*INSTRUCTIONS FOR THE TASK*:
Copy each line of the data beneath in which the word "structured" appears.
◇ ◇ ◇ ◇ ◇
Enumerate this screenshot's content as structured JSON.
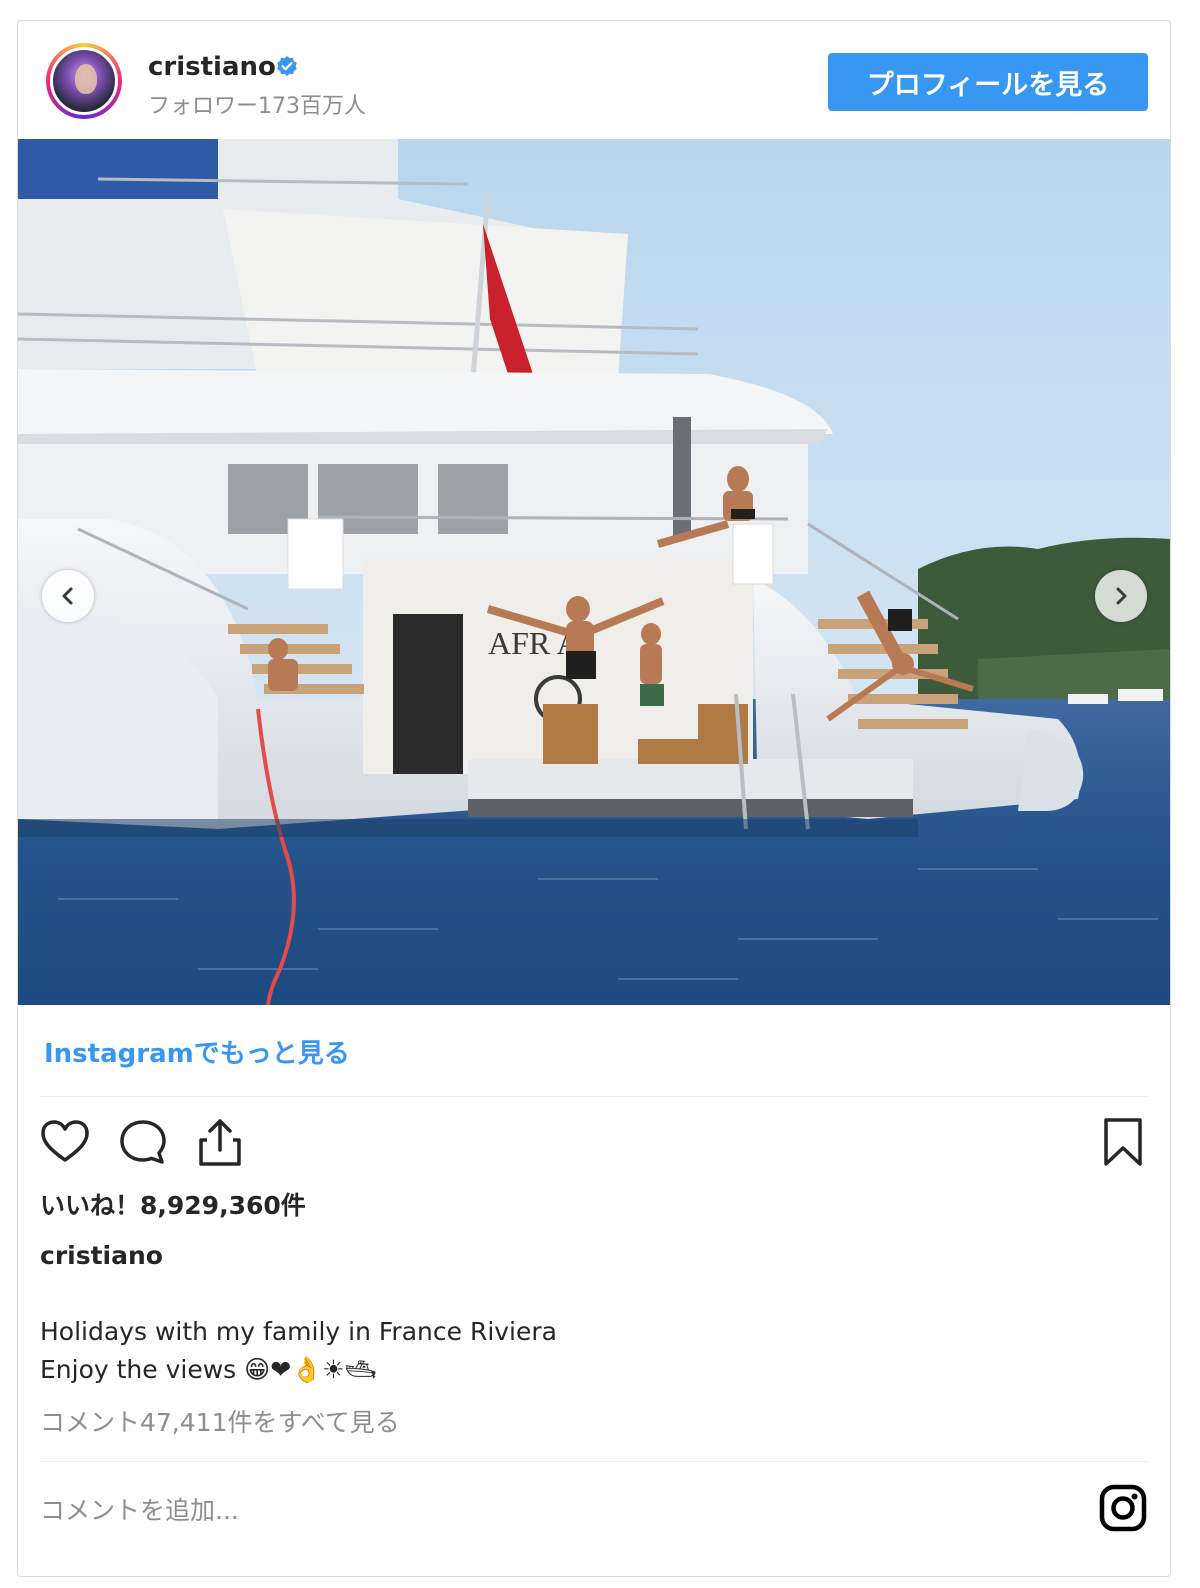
{
  "header": {
    "username": "cristiano",
    "followers": "フォロワー173百万人",
    "profile_button": "プロフィールを見る"
  },
  "photo": {
    "boat_name_text": "AFR  A"
  },
  "more_link": "Instagramでもっと見る",
  "likes": "いいね！8,929,360件",
  "caption": {
    "username": "cristiano",
    "line1": "Holidays with my family in France Riviera",
    "line2": "Enjoy the views 😁❤👌☀🛥"
  },
  "comments_link": "コメント47,411件をすべて見る",
  "comment_placeholder": "コメントを追加...",
  "colors": {
    "accent": "#3897f0",
    "text": "#262626",
    "muted": "#8e8e8e",
    "border": "#dbdbdb"
  },
  "icons": [
    "verified-badge-icon",
    "chevron-left-icon",
    "chevron-right-icon",
    "heart-icon",
    "comment-icon",
    "share-icon",
    "bookmark-icon",
    "instagram-logo-icon"
  ]
}
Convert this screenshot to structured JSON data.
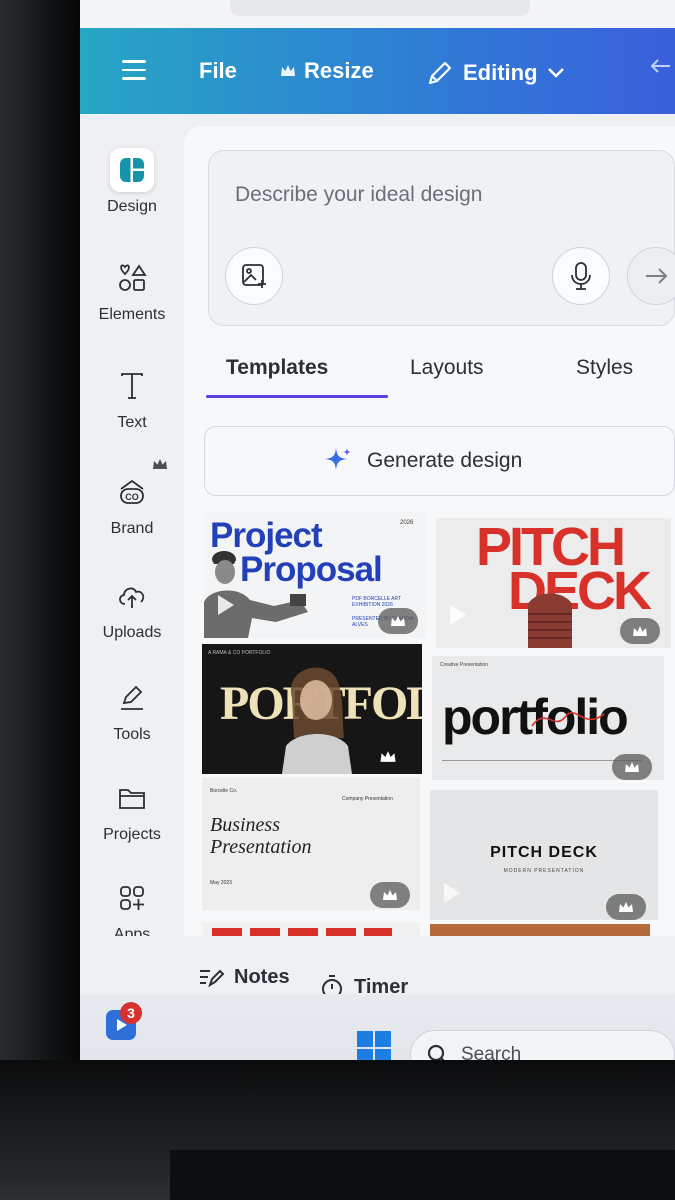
{
  "header": {
    "file_label": "File",
    "resize_label": "Resize",
    "editing_label": "Editing"
  },
  "sidebar": {
    "items": [
      {
        "label": "Design",
        "icon": "design-icon"
      },
      {
        "label": "Elements",
        "icon": "shapes-icon"
      },
      {
        "label": "Text",
        "icon": "text-icon"
      },
      {
        "label": "Brand",
        "icon": "brand-icon"
      },
      {
        "label": "Uploads",
        "icon": "cloud-upload-icon"
      },
      {
        "label": "Tools",
        "icon": "pen-tool-icon"
      },
      {
        "label": "Projects",
        "icon": "folder-icon"
      },
      {
        "label": "Apps",
        "icon": "apps-grid-icon"
      }
    ]
  },
  "prompt": {
    "placeholder": "Describe your ideal design"
  },
  "tabs": [
    {
      "label": "Templates",
      "active": true
    },
    {
      "label": "Layouts",
      "active": false
    },
    {
      "label": "Styles",
      "active": false
    }
  ],
  "generate_button": {
    "label": "Generate design"
  },
  "templates": [
    {
      "line1": "Project",
      "line2": "Proposal",
      "small": "PDF BORCELLE ART EXHIBITION 2026",
      "small2": "PRESENTED BY CLAUDIA ALVES",
      "year": "2026"
    },
    {
      "line1": "PITCH",
      "line2": "DECK"
    },
    {
      "title": "PORTFOLIO",
      "top_label": "A RAMA & CO PORTFOLIO"
    },
    {
      "title": "portfolio",
      "top_label": "Creative Presentation"
    },
    {
      "line1": "Business",
      "line2": "Presentation",
      "top_left": "Borcelle Co.",
      "top_right": "Company Presentation",
      "date": "May 2023"
    },
    {
      "title": "PITCH DECK",
      "subtitle": "MODERN PRESENTATION"
    }
  ],
  "bottombar": {
    "notes_label": "Notes",
    "timer_label": "Timer"
  },
  "taskbar": {
    "search_label": "Search",
    "badge_count": "3"
  },
  "colors": {
    "header_start": "#27a6c4",
    "header_end": "#3a5fdc",
    "tab_accent": "#5b3fe0",
    "pitch_red": "#d8312a"
  }
}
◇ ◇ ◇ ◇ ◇
*SOLUTION FOR THIS TASK*:
Enumerate this screenshot's content as structured JSON.
Convert this screenshot to structured JSON data.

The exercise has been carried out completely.